TRY IT >> Say how many lines of the listing below include the word "icon", with no other output.

RECORDS: Begin

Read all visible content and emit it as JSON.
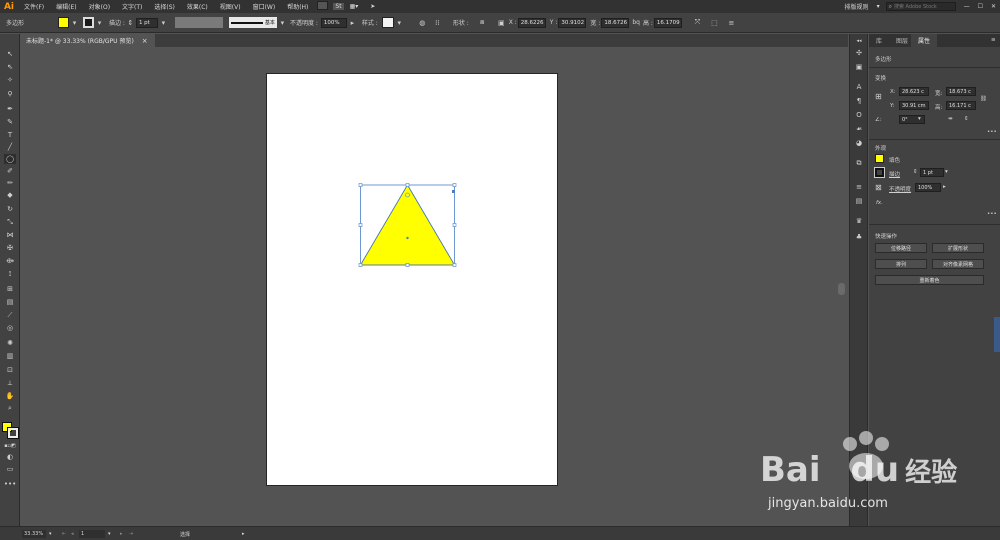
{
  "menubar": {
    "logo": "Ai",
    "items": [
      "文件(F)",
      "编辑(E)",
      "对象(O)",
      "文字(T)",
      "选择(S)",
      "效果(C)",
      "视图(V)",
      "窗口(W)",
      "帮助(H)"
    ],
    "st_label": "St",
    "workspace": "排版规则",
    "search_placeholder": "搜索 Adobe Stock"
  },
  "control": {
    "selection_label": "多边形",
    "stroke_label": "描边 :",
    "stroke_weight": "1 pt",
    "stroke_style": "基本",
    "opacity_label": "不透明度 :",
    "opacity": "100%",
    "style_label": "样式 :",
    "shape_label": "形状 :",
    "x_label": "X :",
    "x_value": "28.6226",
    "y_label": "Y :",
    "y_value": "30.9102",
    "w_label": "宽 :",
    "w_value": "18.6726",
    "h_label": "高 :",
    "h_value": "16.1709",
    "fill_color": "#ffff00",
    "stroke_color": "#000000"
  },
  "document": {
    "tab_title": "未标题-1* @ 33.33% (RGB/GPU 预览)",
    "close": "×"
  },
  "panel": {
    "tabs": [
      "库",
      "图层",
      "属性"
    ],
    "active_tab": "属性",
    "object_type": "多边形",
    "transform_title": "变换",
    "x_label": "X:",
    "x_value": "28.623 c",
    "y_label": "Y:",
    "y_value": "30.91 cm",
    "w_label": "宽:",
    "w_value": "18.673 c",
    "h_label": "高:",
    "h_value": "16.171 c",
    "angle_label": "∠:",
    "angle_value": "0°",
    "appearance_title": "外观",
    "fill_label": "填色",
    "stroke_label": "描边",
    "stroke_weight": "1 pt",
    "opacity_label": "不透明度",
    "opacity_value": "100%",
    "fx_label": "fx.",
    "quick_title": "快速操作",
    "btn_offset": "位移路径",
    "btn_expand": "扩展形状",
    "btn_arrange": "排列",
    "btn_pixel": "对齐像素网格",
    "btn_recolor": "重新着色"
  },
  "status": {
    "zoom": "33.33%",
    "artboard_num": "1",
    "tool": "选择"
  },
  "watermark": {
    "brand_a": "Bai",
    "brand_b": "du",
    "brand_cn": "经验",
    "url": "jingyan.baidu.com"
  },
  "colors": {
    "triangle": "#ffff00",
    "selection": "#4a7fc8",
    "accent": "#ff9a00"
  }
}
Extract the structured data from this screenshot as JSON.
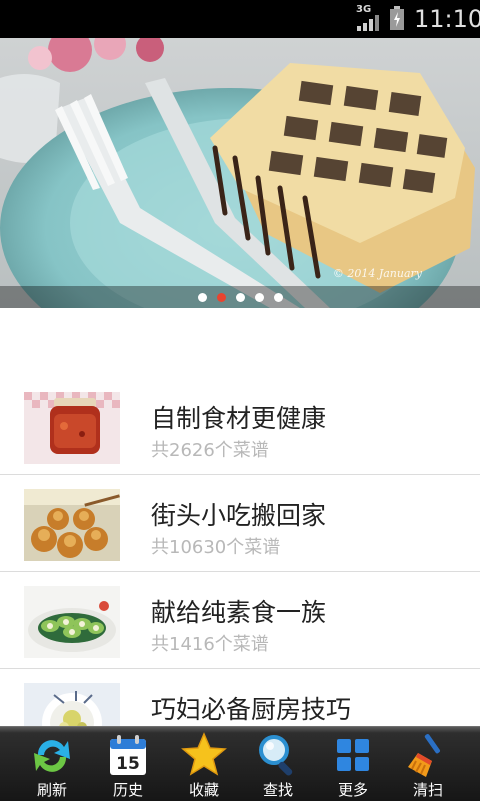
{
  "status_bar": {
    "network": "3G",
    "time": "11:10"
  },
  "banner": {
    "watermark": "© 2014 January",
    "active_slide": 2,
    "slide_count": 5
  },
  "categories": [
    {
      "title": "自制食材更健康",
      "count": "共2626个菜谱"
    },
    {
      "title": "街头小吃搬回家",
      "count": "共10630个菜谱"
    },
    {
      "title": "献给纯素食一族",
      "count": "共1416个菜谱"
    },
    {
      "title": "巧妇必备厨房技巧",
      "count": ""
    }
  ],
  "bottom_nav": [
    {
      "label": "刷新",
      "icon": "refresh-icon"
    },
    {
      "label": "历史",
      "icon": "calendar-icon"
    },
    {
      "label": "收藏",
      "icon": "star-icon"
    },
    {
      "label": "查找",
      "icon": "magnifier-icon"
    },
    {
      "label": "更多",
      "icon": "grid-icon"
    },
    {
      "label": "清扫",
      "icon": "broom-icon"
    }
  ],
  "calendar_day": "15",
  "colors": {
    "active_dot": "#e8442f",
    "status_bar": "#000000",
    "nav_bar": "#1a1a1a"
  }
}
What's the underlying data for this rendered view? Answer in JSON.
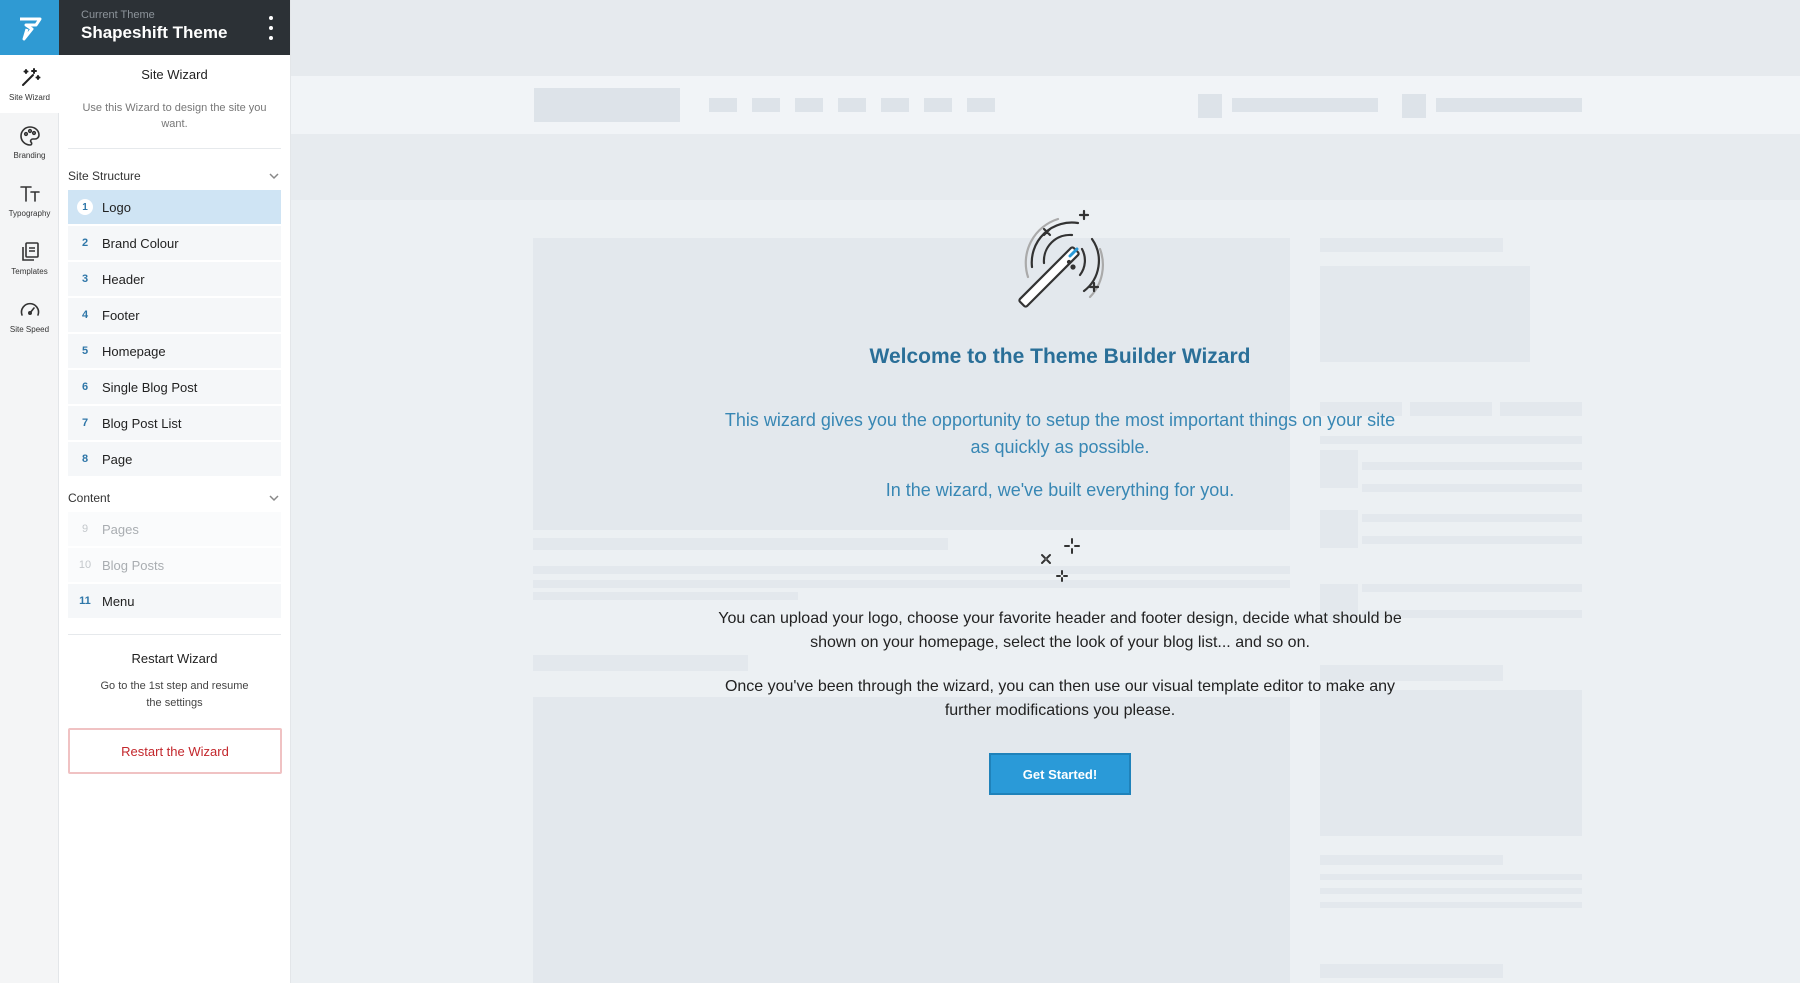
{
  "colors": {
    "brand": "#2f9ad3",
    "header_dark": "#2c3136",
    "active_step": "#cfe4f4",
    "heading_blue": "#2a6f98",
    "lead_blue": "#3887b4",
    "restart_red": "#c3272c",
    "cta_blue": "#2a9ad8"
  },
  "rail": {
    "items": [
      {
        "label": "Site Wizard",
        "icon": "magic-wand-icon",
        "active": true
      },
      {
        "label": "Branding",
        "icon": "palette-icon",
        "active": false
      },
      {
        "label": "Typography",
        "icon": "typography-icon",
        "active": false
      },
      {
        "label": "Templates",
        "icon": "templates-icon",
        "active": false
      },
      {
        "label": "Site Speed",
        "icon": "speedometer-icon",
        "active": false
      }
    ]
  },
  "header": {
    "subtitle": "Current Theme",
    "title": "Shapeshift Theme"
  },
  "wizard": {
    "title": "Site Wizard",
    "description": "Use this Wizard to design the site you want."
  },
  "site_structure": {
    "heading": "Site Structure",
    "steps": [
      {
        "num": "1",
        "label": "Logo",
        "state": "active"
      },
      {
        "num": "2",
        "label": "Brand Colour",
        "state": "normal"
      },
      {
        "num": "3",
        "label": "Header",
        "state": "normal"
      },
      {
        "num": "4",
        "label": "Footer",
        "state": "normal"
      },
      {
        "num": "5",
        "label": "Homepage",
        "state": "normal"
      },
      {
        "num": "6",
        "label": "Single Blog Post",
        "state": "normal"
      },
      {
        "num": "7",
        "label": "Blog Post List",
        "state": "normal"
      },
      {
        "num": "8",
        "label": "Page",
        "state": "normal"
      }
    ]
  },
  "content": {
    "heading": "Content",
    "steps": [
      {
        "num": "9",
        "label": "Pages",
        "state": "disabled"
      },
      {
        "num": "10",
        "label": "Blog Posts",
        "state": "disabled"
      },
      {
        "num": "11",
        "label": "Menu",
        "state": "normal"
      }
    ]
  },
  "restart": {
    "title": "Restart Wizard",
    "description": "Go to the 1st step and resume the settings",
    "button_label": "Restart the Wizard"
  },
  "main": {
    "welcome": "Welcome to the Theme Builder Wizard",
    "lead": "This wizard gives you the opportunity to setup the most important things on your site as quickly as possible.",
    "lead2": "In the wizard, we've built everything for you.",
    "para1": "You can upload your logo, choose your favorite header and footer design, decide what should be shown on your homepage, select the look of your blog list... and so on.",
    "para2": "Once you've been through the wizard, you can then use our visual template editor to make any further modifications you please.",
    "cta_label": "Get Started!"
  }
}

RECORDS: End

EXERCISE OUTPUT >> 11